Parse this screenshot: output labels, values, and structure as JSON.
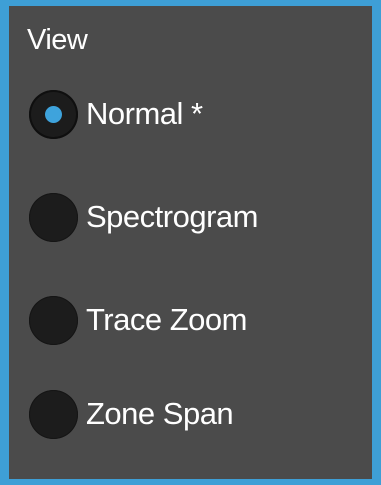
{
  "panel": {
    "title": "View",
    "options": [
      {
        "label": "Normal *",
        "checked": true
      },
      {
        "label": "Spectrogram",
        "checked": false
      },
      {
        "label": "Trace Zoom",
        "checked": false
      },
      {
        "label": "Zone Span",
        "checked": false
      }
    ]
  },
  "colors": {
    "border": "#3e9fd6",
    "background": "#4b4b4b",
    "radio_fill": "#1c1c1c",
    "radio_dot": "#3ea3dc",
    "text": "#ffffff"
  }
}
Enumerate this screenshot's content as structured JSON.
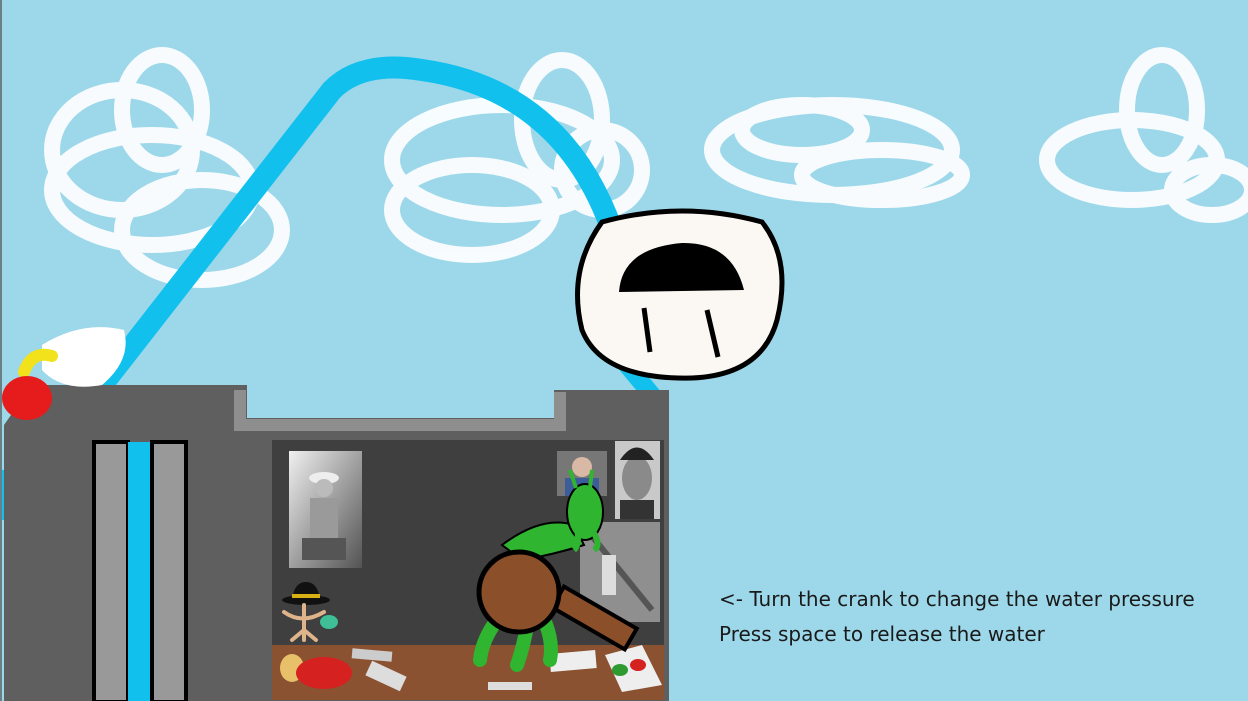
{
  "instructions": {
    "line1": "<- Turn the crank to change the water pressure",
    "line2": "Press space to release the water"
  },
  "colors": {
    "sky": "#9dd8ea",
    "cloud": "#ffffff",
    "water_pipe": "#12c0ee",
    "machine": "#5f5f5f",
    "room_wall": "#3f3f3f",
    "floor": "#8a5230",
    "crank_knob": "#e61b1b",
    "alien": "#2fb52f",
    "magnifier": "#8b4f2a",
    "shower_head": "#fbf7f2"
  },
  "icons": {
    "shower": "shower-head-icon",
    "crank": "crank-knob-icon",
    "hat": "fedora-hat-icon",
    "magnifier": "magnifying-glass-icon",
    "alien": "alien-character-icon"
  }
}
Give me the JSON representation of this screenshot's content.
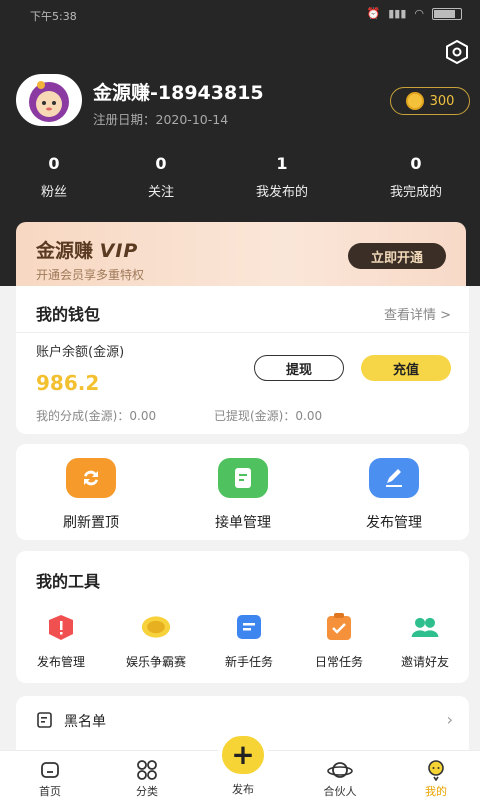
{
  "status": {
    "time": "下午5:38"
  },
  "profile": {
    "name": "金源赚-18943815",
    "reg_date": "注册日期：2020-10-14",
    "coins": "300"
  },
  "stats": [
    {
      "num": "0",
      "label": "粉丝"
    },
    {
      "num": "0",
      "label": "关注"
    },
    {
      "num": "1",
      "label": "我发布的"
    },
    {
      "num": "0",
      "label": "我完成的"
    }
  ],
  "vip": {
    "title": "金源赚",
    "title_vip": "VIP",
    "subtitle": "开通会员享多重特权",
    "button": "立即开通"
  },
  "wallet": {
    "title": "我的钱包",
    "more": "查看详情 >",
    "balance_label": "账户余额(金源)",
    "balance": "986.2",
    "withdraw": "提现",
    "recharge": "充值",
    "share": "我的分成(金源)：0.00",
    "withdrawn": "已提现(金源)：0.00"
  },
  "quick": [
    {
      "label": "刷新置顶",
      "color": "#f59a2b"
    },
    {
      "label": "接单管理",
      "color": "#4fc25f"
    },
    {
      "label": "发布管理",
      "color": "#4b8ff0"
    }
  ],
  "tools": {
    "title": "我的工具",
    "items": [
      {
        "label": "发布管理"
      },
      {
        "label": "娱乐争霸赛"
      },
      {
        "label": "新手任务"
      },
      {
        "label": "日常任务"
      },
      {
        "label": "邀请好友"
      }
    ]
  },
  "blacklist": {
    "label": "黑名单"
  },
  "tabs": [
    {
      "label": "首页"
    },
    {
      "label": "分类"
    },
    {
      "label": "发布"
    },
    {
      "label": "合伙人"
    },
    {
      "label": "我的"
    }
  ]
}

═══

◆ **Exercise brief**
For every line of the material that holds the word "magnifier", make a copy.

◆ **Response to this exercise**
    "magnifier": "#8b4f2a",
    "magnifier": "magnifying-glass-icon",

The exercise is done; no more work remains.